About this task ::
Write the entries below out again without a single difference.

=====

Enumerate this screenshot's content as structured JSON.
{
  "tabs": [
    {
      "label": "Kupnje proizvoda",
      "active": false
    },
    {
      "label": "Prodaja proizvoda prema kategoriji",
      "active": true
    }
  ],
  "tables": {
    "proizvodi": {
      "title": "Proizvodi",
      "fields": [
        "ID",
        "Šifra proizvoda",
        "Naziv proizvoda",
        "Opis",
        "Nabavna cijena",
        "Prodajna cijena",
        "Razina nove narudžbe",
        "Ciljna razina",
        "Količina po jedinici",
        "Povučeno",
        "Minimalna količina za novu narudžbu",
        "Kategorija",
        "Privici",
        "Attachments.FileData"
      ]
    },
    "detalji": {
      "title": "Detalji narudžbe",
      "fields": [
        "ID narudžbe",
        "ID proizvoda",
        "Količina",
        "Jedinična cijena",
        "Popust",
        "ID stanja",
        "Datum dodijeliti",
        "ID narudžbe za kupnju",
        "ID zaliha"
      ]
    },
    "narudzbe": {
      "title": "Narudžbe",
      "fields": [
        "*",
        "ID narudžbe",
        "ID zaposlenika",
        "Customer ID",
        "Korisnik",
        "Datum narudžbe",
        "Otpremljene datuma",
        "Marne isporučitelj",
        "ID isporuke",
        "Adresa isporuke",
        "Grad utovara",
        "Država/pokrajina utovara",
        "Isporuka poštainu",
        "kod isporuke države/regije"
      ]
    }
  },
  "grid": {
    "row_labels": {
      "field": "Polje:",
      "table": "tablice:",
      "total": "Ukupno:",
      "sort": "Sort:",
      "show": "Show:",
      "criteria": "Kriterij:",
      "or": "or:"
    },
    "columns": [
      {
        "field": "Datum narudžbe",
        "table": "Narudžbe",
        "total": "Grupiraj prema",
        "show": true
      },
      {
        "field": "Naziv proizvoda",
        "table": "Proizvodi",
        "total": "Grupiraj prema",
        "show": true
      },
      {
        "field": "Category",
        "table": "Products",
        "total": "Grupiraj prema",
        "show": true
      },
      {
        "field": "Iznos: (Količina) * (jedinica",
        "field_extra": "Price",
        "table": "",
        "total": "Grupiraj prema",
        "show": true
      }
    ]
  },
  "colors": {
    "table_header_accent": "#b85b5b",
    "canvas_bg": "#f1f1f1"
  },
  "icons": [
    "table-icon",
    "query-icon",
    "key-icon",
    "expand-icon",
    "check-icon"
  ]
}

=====

Response ::
Enumerate this screenshot's content as structured JSON.
{
  "tabs": [
    {
      "label": "Kupnje proizvoda",
      "active": false
    },
    {
      "label": "Prodaja proizvoda prema kategoriji",
      "active": true
    }
  ],
  "tables": {
    "proizvodi": {
      "title": "Proizvodi",
      "fields": [
        "ID",
        "Šifra proizvoda",
        "Naziv proizvoda",
        "Opis",
        "Nabavna cijena",
        "Prodajna cijena",
        "Razina nove narudžbe",
        "Ciljna razina",
        "Količina po jedinici",
        "Povučeno",
        "Minimalna količina za novu narudžbu",
        "Kategorija",
        "Privici",
        "Attachments.FileData"
      ]
    },
    "detalji": {
      "title": "Detalji narudžbe",
      "fields": [
        "ID narudžbe",
        "ID proizvoda",
        "Količina",
        "Jedinična cijena",
        "Popust",
        "ID stanja",
        "Datum dodijeliti",
        "ID narudžbe za kupnju",
        "ID zaliha"
      ]
    },
    "narudzbe": {
      "title": "Narudžbe",
      "fields": [
        "*",
        "ID narudžbe",
        "ID zaposlenika",
        "Customer ID",
        "Korisnik",
        "Datum narudžbe",
        "Otpremljene datuma",
        "Marne isporučitelj",
        "ID isporuke",
        "Adresa isporuke",
        "Grad utovara",
        "Država/pokrajina utovara",
        "Isporuka poštainu",
        "kod isporuke države/regije"
      ]
    }
  },
  "grid": {
    "row_labels": {
      "field": "Polje:",
      "table": "tablice:",
      "total": "Ukupno:",
      "sort": "Sort:",
      "show": "Show:",
      "criteria": "Kriterij:",
      "or": "or:"
    },
    "columns": [
      {
        "field": "Datum narudžbe",
        "table": "Narudžbe",
        "total": "Grupiraj prema",
        "show": true
      },
      {
        "field": "Naziv proizvoda",
        "table": "Proizvodi",
        "total": "Grupiraj prema",
        "show": true
      },
      {
        "field": "Category",
        "table": "Products",
        "total": "Grupiraj prema",
        "show": true
      },
      {
        "field": "Iznos: (Količina) * (jedinica",
        "field_extra": "Price",
        "table": "",
        "total": "Grupiraj prema",
        "show": true
      }
    ]
  },
  "colors": {
    "table_header_accent": "#b85b5b",
    "canvas_bg": "#f1f1f1"
  },
  "icons": [
    "table-icon",
    "query-icon",
    "key-icon",
    "expand-icon",
    "check-icon"
  ]
}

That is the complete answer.